Over two years ago, the Supreme Court in Universal Health Servs. v. U.S. ex rel. Escobar, 136 S. Ct. 1989 (2016) upheld the implied certification theory of liability under the federal False Claims Act (“FCA”). Applying a two-part test, the Court stated that implied liability would attach where “at least two conditions” are satisfied: (1) the claim makes specific representations about goods or services provided and (2) the defendant’s failure to disclose noncompliance with a material statutory, regulatory, or contractual requirement renders those representations “misleading half-truths.” Courts interpreting Escobar have disagreed as to whether this two-part test is the exclusive means for establishing liability under the implied certification theory, or whether other circumstances might also trigger liability. For example, several courts have noted that Escobar’s reference to “at least two conditions” implies that other, unspecified factors might also be sufficient to create an implied certification claim. The Fourth Circuit, along with several other district courts, have adopted this more liberal view. Most other circuits that have addressed this issue, however, have found the two-part test to be mandatory. The First, Third, Fifth, and Seventh Circuits, as well as many district courts, have either explicitly or implicitly held that Escobar’s two-part test is the exclusive means of establishing implied certification. Continue reading “The Ninth Circuit Reluctantly Joins Majority of Courts in Mandating Escobar’s Two-Part Test for Implied Certification”
Merle M. DeLancey Jr.
Two recent judicial decisions involving the Trade Agreements Act (“TAA”) build on a trend reflecting a more favorable enforcement climate for contractors grappling with domestic preference regimes. Earlier this year, the U.S. District Court for the District of Columbia dismissed a qui tam action that alleged fraud in connection with country of origin requirements imposed by the TAA. United States ex rel. Folliard v. Comstor Corp., 308 F.Supp.3d 56 (D.D.C. 2018) (finding the relator failed to adequately plead that the alleged TAA noncompliance was “material” to the Government’s payment decision). The decision marked a welcome early defeat of a False Claims Act case based on the enhanced materiality and scienter requirements of the Escobar decision (as we wrote about here).
Two recent federal court decisions appear to extend the trend of taking some of the bite out of TAA enforcement, and potential exposure for alleged noncompliance.
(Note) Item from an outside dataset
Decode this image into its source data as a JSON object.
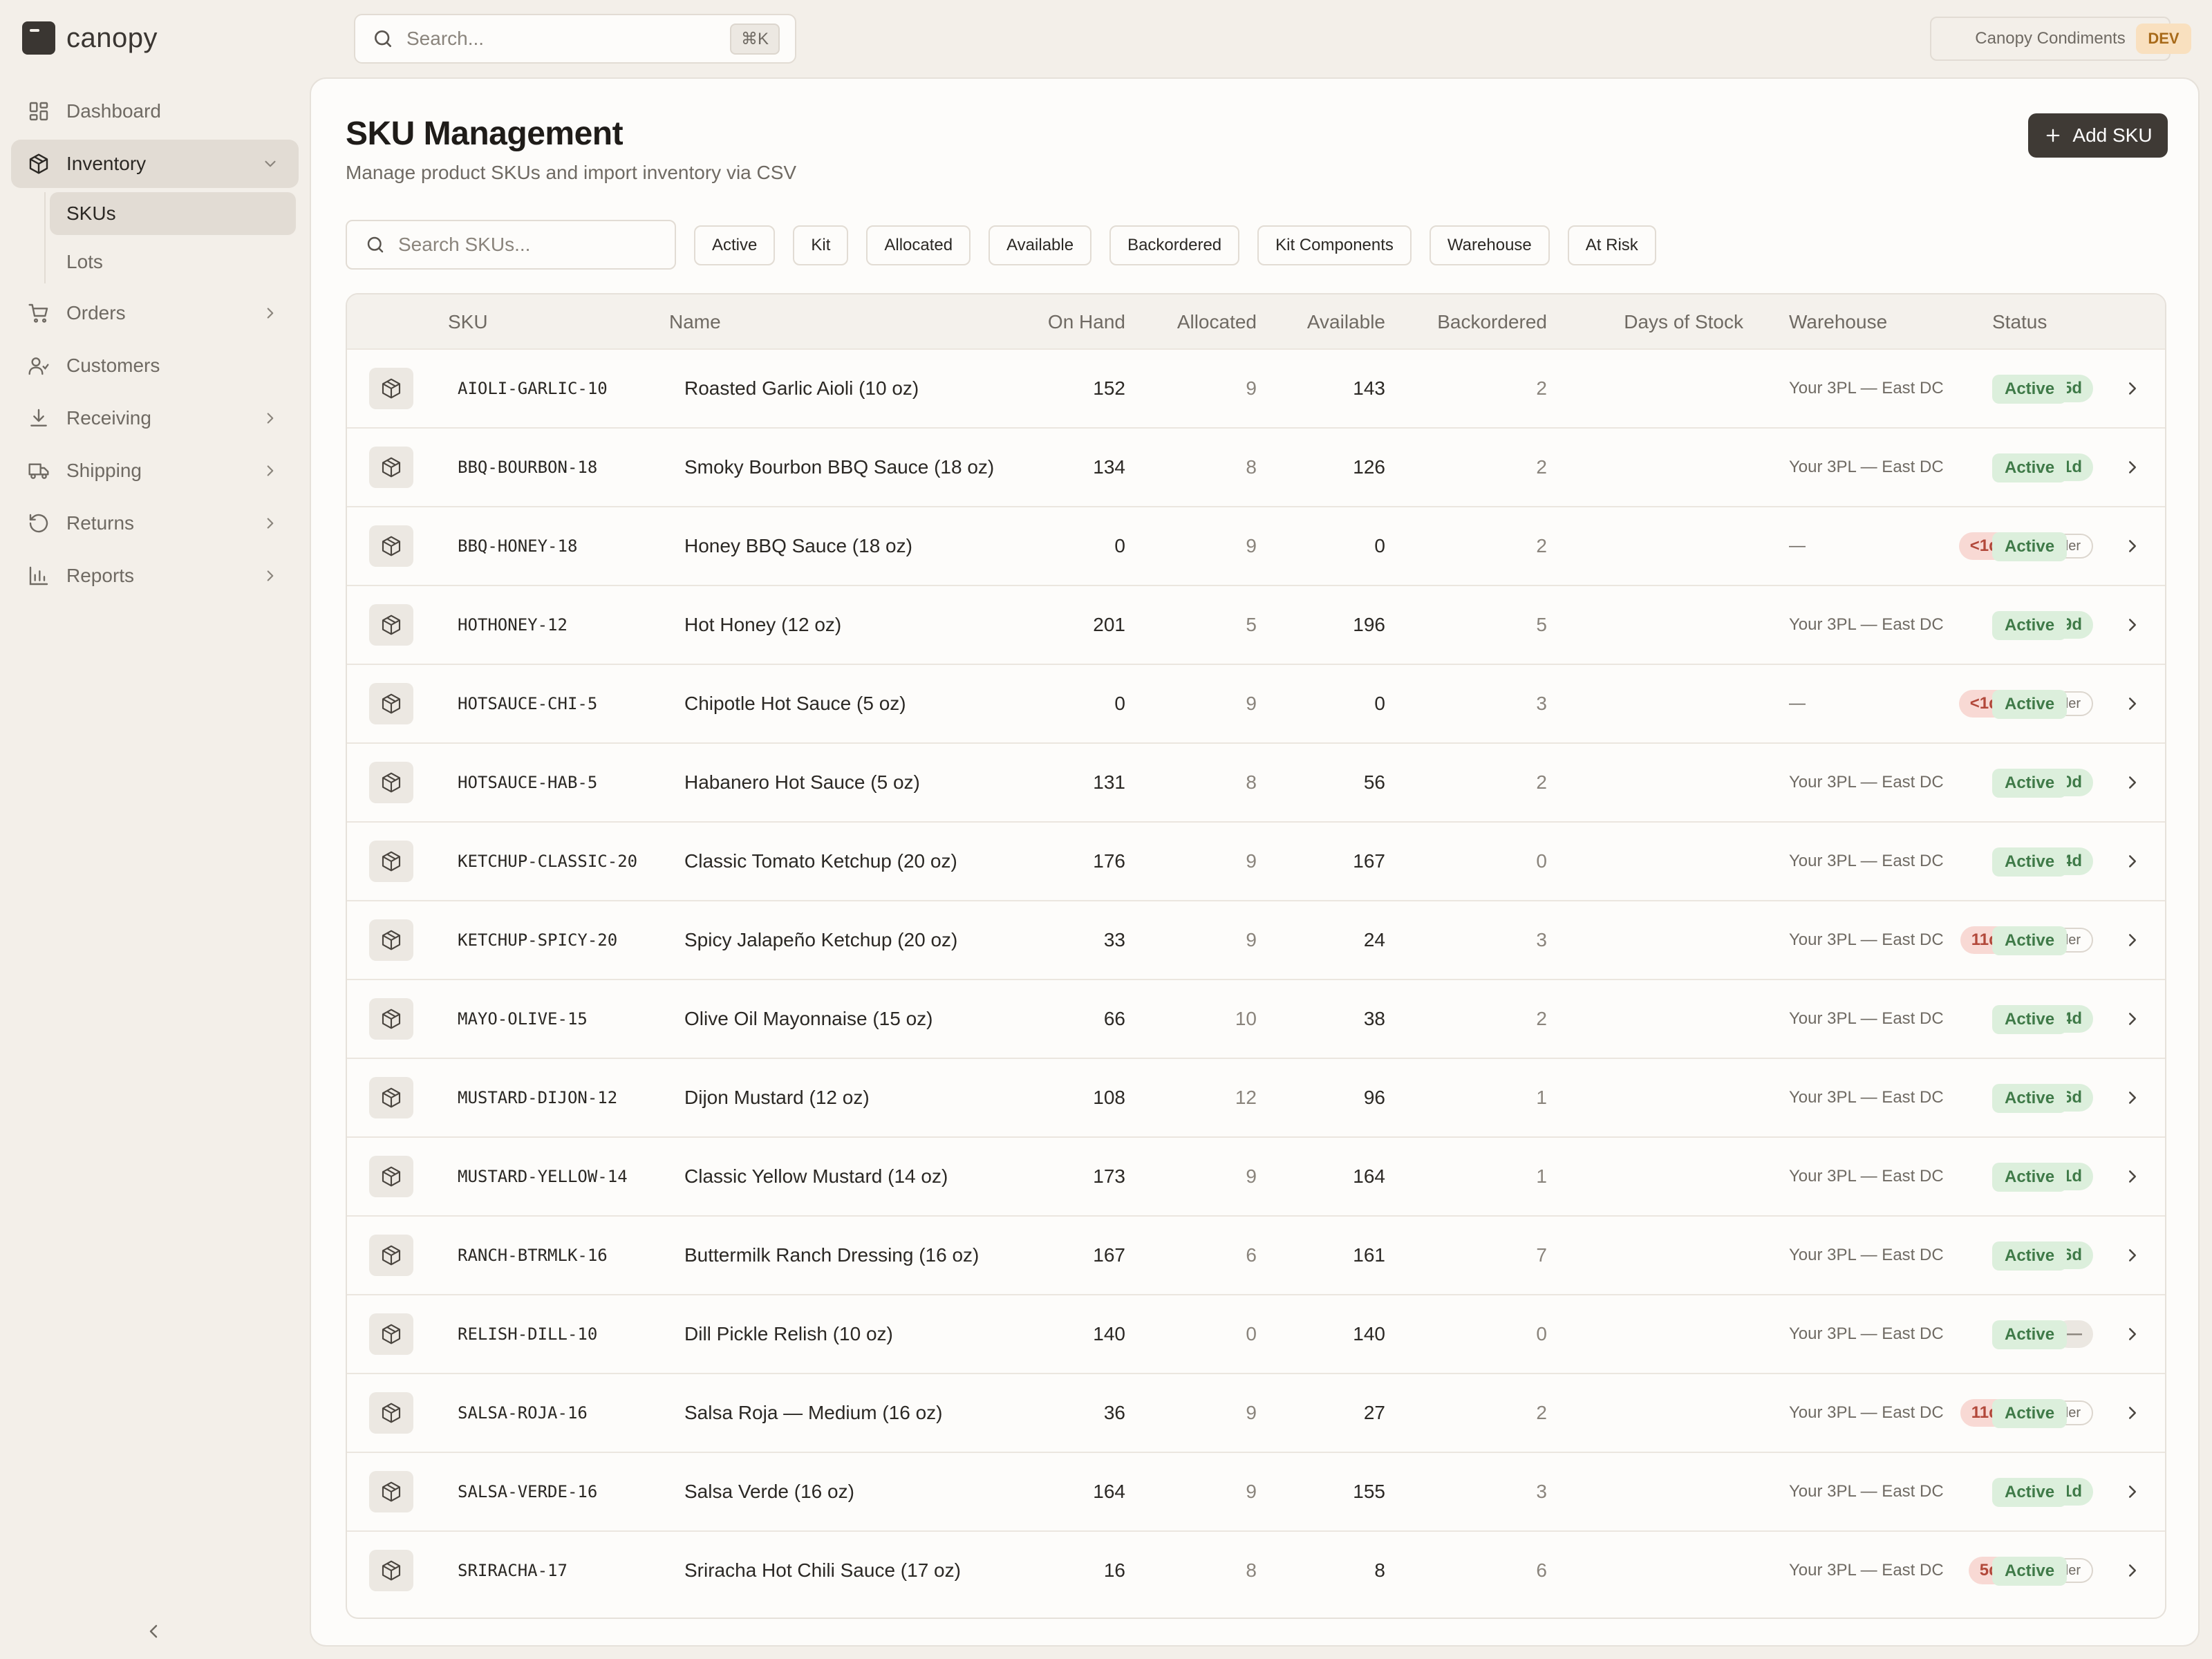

Despite this welcome news, domestic preference programs remain a key legal obligation for government contractors (and an area likely to remain under scrutiny with the Administration’s professed focus on Buy American and Hire American initiatives). Continue reading “Trade Agreements Act Enforcement Loses a Couple More Teeth”
Merle M. DeLancey Jr.
Recently, the United States District Court for the District of Columbia dismissed a qui tam action involving allegations of fraud in connection with country of origin requirements imposed by the Trade Agreements Act (“TAA”). United States ex rel. Folliard v. Comstor Corp., 308 F.Supp.3d 56 (D.D.C. 2018).
Comstor involved a False Claims Act (“FCA”) action filed by a serial whistleblower who alleged two contractors violated the FCA by selling non-TAA compliant products on their General Services Administration (“GSA”) Federal Supply Schedule (“FSS”) contracts to federal government customers. Depending on the dollar value of the acquisition, most procurements are subject to either the Buy American Act (“BAA”) or TAA. Currently (2018), the BAA applies to supply procurements valued at or below $180,000. Accordingly, the TAA currently applies to such procurements valued in excess of $180,000. GSA has determined the TAA applies to FSS contracts. Continue reading “Trade Agreements Act Compliance: Some Welcome News for Some Federal Contractors, But Will It Last?”